Snitching isn’t just encouraged. It’s been fully industrialized, with Twitter acting as little more than Uber for Maoist struggle sessions. This leads to eroded solidarity not just in the workplace, but in society in general, at a time when we can ill afford such assaults on social cohesion, what with the nuclear family, the Church and civil society all in shambles. 

Thus, whereas socialism or social democracy or the welfare state require enormous economic sacrifices on the part of the very wealthy, wokeness requires none. More than that, it offers a massive boon to the financial elite by accelerating both a sense of distrust in the workplace (who knows who might snitch on whom for a real or imagined indiscretion next) and social atomization. Perhaps worst of all, such thought policing doesn’t just pit one race against another, it transforms the workplace into a war of all against all, every man and woman aware that a single wrong word can have them added to a neo-McCarthyite black list. 

All of this begins to make sense when you understand the alliance between the economic elites, the HR enforcers in the professional-managerial class and the broad swaths of college-educated aspirants to the latter. 

Again, it’s not so much that Jeff Bezos and other economic and cultural elites who push wokeism are necessarily genuine apostles of this secular religion. It’s simply that it makes good business sense, both from the perspective of marketing and public image (people wowed by rhetoric about how “Amazon believes Black Lives Matter” are less likely to spend much time digging around in labor conditions and tax giveaways enjoyed by Amazon) as well as sowing distrust, division and atomization among a restive workforce. 

For these people, the model isn’t Venezuela so much as it’s China with Amazon Prime characteristics. When one sees the long-term strategic goal is not a genderqueer Benetton ad, but a Chinese slave labor camp with some woke carrots thrown to the capo true believers which can then be used as sticks against the balance of the workforce, much more about the whys and wherefores comes into clearer focus. 

HR department hacks, however, and the broader social class from which they are drawn, are true believers in the Gospel of Wokeness. When one examines the rhetoric of the blue Cheka Twitterati, one sees that their criticism of American business and society is not in the service of any fundamental transformation that will upend the ruling elites. Rather, what they seek is a more consistent application of the rules of their religion. And, being not entirely altruistic, spoils for their patronage networks at the expense of others. 

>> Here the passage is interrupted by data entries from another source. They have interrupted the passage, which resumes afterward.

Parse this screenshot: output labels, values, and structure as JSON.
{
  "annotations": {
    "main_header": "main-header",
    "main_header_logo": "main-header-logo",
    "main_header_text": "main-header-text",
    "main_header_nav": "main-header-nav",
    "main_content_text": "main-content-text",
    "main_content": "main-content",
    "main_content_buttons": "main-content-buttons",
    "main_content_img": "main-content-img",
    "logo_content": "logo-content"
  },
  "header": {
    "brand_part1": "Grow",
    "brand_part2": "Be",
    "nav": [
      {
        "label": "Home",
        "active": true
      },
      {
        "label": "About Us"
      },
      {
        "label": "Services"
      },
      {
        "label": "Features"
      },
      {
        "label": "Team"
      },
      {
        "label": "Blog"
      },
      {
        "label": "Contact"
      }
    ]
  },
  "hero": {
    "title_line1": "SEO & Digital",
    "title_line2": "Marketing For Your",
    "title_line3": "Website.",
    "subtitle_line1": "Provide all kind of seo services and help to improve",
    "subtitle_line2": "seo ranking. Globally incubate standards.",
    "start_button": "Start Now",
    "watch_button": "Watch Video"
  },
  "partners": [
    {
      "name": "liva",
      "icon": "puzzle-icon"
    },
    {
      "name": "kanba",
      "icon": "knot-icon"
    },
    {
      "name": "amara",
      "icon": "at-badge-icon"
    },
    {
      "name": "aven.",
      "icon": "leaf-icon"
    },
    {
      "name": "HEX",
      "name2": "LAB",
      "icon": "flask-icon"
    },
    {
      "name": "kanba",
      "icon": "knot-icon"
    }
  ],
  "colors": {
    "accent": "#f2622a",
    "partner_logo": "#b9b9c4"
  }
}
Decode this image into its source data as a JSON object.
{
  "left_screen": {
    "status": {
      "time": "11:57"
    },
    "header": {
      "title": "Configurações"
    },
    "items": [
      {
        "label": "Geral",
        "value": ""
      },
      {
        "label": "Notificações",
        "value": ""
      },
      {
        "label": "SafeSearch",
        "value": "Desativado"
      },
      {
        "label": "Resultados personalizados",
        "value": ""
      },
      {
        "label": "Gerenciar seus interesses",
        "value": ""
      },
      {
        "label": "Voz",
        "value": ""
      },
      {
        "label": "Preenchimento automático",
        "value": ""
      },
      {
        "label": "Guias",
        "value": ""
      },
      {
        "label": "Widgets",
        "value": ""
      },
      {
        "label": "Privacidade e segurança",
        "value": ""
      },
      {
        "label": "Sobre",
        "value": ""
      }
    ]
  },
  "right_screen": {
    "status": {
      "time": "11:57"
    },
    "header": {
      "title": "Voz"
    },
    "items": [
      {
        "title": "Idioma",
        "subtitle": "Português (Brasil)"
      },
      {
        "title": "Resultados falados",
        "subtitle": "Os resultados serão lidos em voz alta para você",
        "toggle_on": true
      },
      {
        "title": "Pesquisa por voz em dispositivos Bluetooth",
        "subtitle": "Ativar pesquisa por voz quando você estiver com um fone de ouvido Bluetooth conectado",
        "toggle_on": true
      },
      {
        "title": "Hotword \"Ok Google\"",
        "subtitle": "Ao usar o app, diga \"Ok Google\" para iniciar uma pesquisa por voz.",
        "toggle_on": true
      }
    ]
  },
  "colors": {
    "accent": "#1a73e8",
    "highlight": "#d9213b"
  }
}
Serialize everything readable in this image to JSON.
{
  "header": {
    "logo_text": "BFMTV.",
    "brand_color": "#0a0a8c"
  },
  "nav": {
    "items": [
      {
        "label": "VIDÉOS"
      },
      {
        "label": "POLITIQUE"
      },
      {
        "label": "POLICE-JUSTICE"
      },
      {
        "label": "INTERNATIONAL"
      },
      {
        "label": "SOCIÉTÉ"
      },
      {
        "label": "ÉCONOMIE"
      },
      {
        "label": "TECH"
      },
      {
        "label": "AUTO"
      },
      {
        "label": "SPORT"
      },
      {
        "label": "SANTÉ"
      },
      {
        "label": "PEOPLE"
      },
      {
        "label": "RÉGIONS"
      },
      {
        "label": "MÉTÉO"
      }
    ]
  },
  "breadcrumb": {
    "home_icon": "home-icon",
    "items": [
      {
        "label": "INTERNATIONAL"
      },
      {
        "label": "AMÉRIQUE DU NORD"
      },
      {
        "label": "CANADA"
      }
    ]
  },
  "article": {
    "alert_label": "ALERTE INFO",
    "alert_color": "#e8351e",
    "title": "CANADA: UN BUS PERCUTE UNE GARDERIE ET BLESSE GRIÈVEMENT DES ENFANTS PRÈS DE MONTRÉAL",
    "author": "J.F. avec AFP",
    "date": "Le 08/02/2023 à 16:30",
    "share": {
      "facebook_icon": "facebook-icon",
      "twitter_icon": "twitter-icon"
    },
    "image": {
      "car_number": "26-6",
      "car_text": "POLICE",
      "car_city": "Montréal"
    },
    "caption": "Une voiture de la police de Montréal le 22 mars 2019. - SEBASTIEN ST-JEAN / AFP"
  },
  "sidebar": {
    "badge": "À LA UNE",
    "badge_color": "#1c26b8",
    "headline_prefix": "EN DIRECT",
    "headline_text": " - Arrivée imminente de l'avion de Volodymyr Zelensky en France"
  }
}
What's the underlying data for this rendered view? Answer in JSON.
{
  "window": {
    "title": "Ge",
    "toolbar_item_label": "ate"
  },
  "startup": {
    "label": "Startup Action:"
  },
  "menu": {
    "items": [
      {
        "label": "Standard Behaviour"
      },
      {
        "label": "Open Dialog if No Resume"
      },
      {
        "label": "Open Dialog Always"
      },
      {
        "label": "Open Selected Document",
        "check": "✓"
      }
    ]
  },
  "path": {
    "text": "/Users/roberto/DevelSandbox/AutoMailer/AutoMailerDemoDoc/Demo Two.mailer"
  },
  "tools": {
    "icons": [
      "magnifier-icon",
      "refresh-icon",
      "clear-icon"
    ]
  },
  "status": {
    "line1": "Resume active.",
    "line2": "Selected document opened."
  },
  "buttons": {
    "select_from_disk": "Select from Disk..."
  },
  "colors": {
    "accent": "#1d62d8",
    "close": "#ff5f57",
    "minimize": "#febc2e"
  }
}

The common point of interest for both is a culture of snitching and distrust. And for the most part, they’re getting their way. 

Ten years ago, if I had told the Occupiers that a Republican-controlled National Labor Relations Board made it easier to fire union employees for saying no-no words, this would have been seen as a clear attack on the rights of employees in the workplace. Not anymore, however, as the left has gone all in language and, indeed, thought policing an ever-shifting goal post of religious belief in lieu of what were formerly its bread and butter -- workers, wages and workplace safety. 

It is not a coincidence that the new identity of the American far left -- radical neoliberalism, the desire for neoliberalism to simply be consistent about its pretenses -- so effortlessly serves the ruling elite. The more conspiratorially minded of you can surmise from that what you will. But the origins of the ideology are less important than its function. And its function is to immiserate Western workers through atomization and a culture of distrust. 

To defeat an enemy, one must first understand this enemy. Conflating the woke stormtroopers of neoliberal capitalism with the Bolshevik hordes of yesteryear is a serious miscalculation that makes both understanding and victory impossible.